"Tell me about him, and why you ran away to be chained by the neck and scourged across the face of a world.Page 29
The guards saw it too, and the ferocity of their rage was terrible to behold.Page 40
They jabbed us with their spears and struck at us with the hatchets at the least provocation, and at no provocation at all.Page 65
I imagine the slow-witted sithic, as Ja called him, suddenly.Page 67
You shall become a member of my tribe.Page 70
There are but few who escape them, though some do, and these would rather die than be recaptured.Page 77
"Do you mean to say that you expected any one to believe so impossible a lie?" It was hopeless, and so I walked in silence beside my guard down through the dark corridors and runways toward my awful doom.Page 82
I thought of a beautiful oval face, gazing out of limpid eyes, through a waving mass of jet-black hair.Page 86
Ahead we neither saw nor heard any sign which might betoken the success of Hooja's mission.Page 98
Maybe I can hold him until you have gotten entirely away," and then, without a backward glance, I advanced to meet the Ugly One.Page 104
I just strode across the cave and grasped her by the wrists, and when she struggled, I put my arm around her so as to pinion her hands to her sides.Page 109

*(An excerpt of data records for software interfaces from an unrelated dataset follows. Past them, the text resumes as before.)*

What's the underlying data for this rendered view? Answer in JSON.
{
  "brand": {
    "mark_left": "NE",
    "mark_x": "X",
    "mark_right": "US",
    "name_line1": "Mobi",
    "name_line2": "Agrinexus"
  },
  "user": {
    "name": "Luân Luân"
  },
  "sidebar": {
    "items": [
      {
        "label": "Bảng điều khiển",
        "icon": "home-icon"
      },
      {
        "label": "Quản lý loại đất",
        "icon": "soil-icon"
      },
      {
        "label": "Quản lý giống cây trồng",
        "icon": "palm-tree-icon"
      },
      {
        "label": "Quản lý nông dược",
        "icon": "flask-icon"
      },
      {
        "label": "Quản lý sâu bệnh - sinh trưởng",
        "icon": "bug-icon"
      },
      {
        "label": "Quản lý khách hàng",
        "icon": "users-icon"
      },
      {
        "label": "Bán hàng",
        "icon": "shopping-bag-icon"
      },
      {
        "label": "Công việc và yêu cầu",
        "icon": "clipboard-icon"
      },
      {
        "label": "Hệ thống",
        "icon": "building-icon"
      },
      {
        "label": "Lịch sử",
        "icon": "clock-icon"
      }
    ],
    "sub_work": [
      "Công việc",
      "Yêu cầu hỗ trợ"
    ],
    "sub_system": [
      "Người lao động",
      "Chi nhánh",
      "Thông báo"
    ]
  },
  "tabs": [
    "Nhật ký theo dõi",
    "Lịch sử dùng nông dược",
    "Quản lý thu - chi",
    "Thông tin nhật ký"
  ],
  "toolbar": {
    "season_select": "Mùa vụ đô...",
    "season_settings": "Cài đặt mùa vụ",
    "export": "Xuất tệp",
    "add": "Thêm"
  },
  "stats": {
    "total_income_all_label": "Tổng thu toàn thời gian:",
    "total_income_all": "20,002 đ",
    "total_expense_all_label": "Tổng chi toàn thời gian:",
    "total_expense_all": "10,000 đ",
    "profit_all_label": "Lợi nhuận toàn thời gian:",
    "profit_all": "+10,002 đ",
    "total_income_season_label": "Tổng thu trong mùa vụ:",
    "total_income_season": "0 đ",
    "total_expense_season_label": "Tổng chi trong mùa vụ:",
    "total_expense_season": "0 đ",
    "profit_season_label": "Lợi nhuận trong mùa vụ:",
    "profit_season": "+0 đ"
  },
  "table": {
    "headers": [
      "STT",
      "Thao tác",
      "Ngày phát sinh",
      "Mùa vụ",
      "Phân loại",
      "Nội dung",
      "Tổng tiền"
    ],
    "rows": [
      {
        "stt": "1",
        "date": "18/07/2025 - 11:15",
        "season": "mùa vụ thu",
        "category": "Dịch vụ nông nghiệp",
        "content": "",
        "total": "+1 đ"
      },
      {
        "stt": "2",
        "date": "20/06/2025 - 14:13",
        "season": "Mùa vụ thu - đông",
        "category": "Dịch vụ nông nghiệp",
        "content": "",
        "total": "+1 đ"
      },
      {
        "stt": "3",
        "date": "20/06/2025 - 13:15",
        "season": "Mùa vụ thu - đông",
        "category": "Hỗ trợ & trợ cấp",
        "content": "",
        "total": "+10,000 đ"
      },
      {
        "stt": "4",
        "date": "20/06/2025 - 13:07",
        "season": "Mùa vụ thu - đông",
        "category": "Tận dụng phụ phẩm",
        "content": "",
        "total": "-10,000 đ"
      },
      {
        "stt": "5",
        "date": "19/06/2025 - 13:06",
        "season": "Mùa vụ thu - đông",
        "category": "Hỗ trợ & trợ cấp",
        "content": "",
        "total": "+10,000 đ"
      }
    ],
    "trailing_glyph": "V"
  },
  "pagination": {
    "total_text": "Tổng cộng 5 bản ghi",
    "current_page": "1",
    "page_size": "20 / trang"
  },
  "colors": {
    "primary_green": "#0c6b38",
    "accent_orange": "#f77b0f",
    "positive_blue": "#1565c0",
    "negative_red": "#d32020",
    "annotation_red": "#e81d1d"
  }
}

It was decided that I should be the first of the dynasty of the emperors of Pellucidar.Page 116
Did the Arabs murder him, after all, just on the eve of his departure? Or, did he again turn the nose of his iron monster toward the inner world? Did he reach it, or lies he somewhere buried in the heart of the great crust? And if he did come again to Pellucidar was it to break through into the bottom of one of her great island seas, or among some savage race far, far from the land of his heart's desire? Does the answer lie somewhere upon the bosom of the broad Sahara, at the end of two tiny wires, hidden beneath a lost cairn? I wonder.